transition relation rendered as a function:
step :: Σ -> Σ
To "execute" a deterministic state-machine, we want to move from state to state until we hit a "final" state.
The function terminal does this:
terminal :: (Σ -> Σ) -> (Σ -> Bool) -> Σ -> Σ terminal step isFinal ς0 | isFinal ς0 = ς0 | otherwise = terminal step isFinal (step(ς0))
the deterministic transition relation
that indicates whether a state has no successor;
and the initial state
which to start.
To model an interpreter as a state machine,
we need an
that maps a program into a state:
inject :: Program -> Σ
In the case of the lambda-calculus,
type Program = Exp.
Then, to use
terminal, we need a
isFinal :: Σ -> Bool
Now it's easy to define the evaluation function:
evaluate :: Program -> Σ evaluate pr = terminal step isFinal (inject(pr))

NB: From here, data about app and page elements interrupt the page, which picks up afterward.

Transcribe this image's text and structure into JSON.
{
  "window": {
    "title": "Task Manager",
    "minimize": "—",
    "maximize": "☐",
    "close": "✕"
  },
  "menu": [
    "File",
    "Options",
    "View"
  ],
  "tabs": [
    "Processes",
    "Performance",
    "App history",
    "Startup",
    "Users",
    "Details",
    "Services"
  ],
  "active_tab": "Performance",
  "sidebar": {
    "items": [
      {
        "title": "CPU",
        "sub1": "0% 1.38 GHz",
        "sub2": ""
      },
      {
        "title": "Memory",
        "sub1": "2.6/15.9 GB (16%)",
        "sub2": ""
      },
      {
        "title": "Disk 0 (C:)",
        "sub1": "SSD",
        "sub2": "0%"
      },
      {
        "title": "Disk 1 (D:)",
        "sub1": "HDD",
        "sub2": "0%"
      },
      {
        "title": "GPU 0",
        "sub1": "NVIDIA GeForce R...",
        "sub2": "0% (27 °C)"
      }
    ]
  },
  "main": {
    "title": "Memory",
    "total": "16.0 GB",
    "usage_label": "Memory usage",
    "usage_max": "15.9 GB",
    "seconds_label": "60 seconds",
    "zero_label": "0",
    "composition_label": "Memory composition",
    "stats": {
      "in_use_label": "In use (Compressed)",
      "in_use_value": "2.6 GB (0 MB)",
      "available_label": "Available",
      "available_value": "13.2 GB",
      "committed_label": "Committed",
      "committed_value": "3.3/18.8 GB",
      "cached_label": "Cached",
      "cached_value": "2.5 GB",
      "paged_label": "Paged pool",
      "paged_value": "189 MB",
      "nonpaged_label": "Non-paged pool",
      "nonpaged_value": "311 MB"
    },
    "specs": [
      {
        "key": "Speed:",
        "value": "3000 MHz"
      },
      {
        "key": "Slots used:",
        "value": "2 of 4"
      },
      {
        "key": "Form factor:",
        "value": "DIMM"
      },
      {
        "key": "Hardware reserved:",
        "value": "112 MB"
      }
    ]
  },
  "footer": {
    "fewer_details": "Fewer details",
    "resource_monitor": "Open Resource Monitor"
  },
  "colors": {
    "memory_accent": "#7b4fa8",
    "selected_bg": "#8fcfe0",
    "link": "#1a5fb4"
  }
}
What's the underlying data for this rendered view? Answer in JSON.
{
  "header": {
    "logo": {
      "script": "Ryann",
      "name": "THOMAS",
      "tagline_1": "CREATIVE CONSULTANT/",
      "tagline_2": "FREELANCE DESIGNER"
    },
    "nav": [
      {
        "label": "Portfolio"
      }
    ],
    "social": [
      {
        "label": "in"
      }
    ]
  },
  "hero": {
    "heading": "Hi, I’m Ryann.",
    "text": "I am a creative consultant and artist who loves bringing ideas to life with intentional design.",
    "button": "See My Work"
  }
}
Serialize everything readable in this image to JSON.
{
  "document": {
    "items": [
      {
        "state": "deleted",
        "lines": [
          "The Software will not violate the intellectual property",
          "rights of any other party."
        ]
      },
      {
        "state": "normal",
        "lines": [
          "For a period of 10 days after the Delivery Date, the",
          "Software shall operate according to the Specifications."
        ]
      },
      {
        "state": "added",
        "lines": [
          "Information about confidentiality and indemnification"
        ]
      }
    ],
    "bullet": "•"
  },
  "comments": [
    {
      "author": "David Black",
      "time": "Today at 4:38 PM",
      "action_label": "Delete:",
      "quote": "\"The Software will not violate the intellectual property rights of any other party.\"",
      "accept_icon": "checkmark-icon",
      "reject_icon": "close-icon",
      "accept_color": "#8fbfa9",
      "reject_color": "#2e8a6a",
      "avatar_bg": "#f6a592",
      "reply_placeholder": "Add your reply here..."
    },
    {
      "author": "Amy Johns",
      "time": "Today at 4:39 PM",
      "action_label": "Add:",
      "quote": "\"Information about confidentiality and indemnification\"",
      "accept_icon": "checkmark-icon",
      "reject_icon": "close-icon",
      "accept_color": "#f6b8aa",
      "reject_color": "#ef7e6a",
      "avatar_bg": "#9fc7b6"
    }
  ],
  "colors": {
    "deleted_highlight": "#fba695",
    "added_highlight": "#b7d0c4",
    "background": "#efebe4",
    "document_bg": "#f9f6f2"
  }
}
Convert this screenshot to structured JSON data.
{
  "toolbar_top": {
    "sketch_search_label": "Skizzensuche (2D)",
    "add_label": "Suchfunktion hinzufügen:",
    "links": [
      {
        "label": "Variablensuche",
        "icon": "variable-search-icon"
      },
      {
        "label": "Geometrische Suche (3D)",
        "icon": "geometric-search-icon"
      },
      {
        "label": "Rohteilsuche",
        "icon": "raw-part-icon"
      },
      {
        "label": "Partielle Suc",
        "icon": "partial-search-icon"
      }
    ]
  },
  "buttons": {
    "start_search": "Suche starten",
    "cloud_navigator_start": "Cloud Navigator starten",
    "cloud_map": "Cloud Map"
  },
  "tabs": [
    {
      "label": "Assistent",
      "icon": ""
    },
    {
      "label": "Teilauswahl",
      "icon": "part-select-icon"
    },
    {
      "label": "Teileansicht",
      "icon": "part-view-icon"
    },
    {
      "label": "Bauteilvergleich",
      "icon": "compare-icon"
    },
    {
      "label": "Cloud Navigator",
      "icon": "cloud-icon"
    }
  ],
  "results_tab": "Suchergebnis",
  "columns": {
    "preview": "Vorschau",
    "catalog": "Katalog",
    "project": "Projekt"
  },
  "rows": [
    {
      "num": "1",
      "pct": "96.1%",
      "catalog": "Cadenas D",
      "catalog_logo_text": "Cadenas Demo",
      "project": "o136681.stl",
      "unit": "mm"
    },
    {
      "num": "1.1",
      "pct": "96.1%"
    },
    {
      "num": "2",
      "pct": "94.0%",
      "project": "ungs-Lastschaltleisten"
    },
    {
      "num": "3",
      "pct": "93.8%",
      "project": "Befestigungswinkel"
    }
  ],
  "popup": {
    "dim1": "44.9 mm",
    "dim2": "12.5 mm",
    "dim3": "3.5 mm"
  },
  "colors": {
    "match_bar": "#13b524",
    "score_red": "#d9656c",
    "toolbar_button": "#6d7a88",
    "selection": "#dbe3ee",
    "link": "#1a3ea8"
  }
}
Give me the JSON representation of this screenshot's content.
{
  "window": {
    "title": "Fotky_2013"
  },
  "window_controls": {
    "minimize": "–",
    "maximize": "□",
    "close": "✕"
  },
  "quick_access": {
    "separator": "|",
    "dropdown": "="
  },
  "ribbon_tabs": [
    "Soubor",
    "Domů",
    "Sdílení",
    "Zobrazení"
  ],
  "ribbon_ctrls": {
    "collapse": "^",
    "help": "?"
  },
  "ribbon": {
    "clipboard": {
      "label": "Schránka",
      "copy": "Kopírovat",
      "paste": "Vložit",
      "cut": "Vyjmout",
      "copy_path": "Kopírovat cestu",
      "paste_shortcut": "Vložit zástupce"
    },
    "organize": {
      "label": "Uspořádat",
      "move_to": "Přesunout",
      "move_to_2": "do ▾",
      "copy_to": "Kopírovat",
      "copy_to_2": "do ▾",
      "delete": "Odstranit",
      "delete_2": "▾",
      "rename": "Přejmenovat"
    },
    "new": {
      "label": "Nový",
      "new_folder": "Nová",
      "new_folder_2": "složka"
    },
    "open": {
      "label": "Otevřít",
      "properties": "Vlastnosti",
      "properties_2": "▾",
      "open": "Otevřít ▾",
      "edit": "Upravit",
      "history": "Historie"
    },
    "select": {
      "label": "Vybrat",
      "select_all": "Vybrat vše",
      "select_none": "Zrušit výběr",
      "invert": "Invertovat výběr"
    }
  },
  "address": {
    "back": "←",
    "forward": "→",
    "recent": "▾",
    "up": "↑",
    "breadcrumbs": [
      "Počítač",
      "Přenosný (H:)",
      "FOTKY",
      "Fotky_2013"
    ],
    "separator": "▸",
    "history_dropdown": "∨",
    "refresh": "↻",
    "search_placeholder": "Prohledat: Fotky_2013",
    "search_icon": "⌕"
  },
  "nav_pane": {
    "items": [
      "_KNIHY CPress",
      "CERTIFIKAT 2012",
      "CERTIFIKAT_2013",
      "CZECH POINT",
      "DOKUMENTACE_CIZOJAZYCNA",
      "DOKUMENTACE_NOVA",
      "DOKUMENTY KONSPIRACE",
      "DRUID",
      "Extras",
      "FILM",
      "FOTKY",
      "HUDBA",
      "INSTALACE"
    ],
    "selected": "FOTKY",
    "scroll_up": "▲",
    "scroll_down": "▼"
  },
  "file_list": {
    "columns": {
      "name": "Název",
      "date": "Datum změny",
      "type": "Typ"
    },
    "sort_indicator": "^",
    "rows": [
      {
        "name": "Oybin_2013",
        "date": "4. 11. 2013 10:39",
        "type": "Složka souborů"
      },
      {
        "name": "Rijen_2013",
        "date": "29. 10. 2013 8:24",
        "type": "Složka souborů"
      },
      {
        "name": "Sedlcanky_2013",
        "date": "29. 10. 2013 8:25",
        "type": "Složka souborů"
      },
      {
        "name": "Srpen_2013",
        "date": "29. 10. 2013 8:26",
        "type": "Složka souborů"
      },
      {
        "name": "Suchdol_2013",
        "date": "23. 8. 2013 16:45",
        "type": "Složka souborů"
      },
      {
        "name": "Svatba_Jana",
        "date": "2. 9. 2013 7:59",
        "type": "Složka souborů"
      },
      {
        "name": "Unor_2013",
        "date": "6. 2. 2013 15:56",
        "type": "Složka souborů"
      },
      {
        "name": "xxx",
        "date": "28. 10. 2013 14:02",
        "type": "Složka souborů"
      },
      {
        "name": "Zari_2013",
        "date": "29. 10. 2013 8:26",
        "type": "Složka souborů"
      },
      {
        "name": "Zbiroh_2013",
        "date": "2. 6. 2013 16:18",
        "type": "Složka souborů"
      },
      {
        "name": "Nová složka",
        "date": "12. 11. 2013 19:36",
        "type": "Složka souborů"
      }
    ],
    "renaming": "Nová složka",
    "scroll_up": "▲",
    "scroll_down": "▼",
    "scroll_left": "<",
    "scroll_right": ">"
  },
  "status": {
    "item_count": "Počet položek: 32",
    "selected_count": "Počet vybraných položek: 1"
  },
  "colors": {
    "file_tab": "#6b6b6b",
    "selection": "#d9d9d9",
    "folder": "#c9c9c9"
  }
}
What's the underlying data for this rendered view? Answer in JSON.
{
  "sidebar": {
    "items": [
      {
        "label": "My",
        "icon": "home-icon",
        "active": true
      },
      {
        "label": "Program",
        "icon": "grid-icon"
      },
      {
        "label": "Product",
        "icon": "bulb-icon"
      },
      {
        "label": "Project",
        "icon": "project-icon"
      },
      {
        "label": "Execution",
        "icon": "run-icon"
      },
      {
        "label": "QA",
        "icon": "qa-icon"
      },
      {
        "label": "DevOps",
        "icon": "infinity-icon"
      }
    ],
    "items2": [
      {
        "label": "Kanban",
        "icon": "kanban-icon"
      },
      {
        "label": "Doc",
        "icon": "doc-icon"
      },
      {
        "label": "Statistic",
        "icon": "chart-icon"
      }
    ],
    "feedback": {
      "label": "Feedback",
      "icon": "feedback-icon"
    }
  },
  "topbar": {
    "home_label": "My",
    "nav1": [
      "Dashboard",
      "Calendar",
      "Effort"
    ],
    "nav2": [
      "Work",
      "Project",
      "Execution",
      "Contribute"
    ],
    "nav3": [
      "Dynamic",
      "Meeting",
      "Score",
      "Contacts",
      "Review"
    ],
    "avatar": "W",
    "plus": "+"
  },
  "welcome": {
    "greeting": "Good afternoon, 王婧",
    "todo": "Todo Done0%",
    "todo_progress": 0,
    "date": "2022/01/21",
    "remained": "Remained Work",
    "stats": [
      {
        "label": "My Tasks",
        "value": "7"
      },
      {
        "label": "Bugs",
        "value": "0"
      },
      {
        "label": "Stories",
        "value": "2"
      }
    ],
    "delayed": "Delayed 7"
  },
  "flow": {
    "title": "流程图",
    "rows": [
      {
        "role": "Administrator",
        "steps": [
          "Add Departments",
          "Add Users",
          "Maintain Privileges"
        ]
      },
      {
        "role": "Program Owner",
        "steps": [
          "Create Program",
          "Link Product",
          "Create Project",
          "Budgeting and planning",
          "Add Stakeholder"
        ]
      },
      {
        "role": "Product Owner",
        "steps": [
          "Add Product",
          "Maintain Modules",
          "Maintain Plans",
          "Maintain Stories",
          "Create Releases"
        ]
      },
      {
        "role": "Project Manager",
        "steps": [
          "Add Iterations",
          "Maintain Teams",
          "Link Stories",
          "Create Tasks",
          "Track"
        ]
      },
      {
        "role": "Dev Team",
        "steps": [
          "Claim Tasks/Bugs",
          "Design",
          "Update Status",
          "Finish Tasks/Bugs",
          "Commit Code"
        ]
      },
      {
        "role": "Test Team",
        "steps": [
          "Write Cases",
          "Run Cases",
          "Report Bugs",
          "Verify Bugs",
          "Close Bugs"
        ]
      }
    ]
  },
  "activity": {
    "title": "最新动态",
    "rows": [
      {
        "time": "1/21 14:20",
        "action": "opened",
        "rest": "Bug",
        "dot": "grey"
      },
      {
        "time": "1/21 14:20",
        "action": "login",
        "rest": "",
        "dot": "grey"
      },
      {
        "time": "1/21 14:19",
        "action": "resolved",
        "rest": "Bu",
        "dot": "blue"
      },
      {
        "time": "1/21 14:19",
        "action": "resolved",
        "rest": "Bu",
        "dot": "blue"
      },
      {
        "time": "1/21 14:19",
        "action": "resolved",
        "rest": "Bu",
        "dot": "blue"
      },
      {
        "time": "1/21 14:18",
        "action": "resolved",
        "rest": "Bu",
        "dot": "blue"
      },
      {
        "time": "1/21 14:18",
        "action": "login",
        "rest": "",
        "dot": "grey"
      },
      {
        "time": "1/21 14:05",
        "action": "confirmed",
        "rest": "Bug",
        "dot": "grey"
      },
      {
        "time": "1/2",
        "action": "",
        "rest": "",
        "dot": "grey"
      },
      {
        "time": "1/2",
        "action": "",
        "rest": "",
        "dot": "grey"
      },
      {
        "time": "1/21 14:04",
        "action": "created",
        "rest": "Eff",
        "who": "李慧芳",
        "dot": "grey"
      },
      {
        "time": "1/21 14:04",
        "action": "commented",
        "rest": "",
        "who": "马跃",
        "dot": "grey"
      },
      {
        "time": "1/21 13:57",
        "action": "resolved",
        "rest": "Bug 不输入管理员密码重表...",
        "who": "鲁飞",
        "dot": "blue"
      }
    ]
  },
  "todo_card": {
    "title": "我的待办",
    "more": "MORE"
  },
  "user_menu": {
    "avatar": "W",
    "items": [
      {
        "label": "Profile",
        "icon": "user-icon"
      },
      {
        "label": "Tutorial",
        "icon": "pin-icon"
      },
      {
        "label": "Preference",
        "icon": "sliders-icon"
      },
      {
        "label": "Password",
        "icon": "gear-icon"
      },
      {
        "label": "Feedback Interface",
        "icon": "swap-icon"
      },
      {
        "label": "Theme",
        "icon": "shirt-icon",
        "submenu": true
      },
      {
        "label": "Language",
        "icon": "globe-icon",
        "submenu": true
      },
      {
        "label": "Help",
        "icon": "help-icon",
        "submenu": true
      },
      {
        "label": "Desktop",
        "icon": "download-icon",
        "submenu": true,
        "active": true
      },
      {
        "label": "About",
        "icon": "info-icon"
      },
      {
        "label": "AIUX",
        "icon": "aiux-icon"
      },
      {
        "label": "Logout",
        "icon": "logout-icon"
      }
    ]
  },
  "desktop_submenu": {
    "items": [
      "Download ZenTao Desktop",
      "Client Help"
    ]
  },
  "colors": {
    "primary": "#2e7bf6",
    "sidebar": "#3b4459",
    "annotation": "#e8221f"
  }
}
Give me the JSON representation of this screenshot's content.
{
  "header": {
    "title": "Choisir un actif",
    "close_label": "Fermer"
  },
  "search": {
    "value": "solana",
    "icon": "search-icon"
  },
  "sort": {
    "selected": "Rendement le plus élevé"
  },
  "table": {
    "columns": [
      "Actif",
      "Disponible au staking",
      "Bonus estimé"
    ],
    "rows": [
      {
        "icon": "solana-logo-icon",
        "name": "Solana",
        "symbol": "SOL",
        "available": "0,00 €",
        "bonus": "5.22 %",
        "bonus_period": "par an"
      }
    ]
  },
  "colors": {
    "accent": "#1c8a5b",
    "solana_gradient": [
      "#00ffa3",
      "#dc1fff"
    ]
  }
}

The evaluator maps a program to its final state (or never terminates if the program is non-terminating).
The CEK machine
There are only three components of a state in a CEK machine: a control component, an environment component, and a continuation component.
The control component is the expression currently being evaluated.
The environment component is a map from variables to values. The environment is the local evaluation context of the expression.
The continuation component is a stack of frames. The continuation is the dynamic evaluation context of the expression. Each frame marks a context awaiting the value of an expression.
In Haskell, the state-space (Σ) is a triple:
type Σ = (Exp,Env,Kont) data D = Clo (Lambda, Env) type Env = Var -> D data Kont = Mt | Ar (Exp,Env,Kont) | Fn (Lambda,Env,Kont)
D contains values.
For the basic lambda-calculus, there is only one kind of value: the closure.
A closure is a lambda term paired with an environment that defines
the values of its free variables.
If we wanted to add more values to the language, like integers or strings,
they would show up as variants in the datatype
(The choice of the name
is rooted in the history of programming languages.
It means both the "domain of values" and "denotable values.")
There are three kinds of continuations:
the empty continuation (
the "I hold an argument to evaluate" continuation
Ar) and the
"I contain an evaluated function, and now I'm evaluating
an argument term" continuation (
To use this machine, we first inject expressions into states:
inject :: Exp -> Σ inject (e) = (e, ρ0, Mt) where ρ0 :: Env ρ0 = \ x -> error $ "no binding for " ++ x
step function moves execution
forward by one step:
step :: Σ -> Σ step (Ref x, ρ, κ) = (Lam lam,ρ',κ) where Clo (lam, ρ') = ρ(x) step (f :@ e, ρ, κ) = (f, ρ, Ar(e, ρ, κ)) step (Lam lam, ρ, Ar(e, ρ', κ)) = (e, ρ', Fn(lam, ρ, κ)) step (Lam lam, ρ, Fn(x :=> e, ρ', κ)) = (e, ρ' // [x ==> Clo (lam, ρ)], κ)
A few auxiliary definitions handle function extension in this code:
(==>) :: a -> b -> (a,b) (==>) x y = (x,y) (//) :: Eq a => (a -> b) -> [(a,b)] -> (a -> b) (//) f [(x,y)] = \ x' -> if (x == x') then y else f(x')
Given a function
f :: a -> b,
f // [x ==> y]
is the identical to the function
except that if given
We can describe the four cases
- Evaluating a reference? Look it up in the environment.
- Evaluating a function application? First evaluate the function.
- Evaluated the function? Go evaluate the argument term.
- Evaluated the argument too? Perform the application.
Recognizing final states is easy--just check for the empty continuation:
isFinal :: Σ -> Bool isFinal (Lam _, ρ, Mt) = True isFinal _ = False
And, that's it.
Adding more language features consists mostly of adding new kinds of expressions and continuations corresponding to their contexts.
To handle side effects in an interpreter, you can use side effects in the host language, or if the host language is pure (like math or Haskell), you can upgrade to a CESK machine.
I'll treat CESK machines in a future post.
Semantics Engineering with PLT Redex is an entire book by Matthias Felleisen, Robby Findler and Matthew Flatt on modeling programming languages (and their complex features) with machines:
The best part? The formal mathematics are encoded in the Redex module for Racket so you can execute the mathematics.
Redex also comes with automated testing tools that can (and will) find bugs in your language implementation.
The classic MIT textbook Structure and Interpretation of Computer Programs is essentially a textbook on interpreters: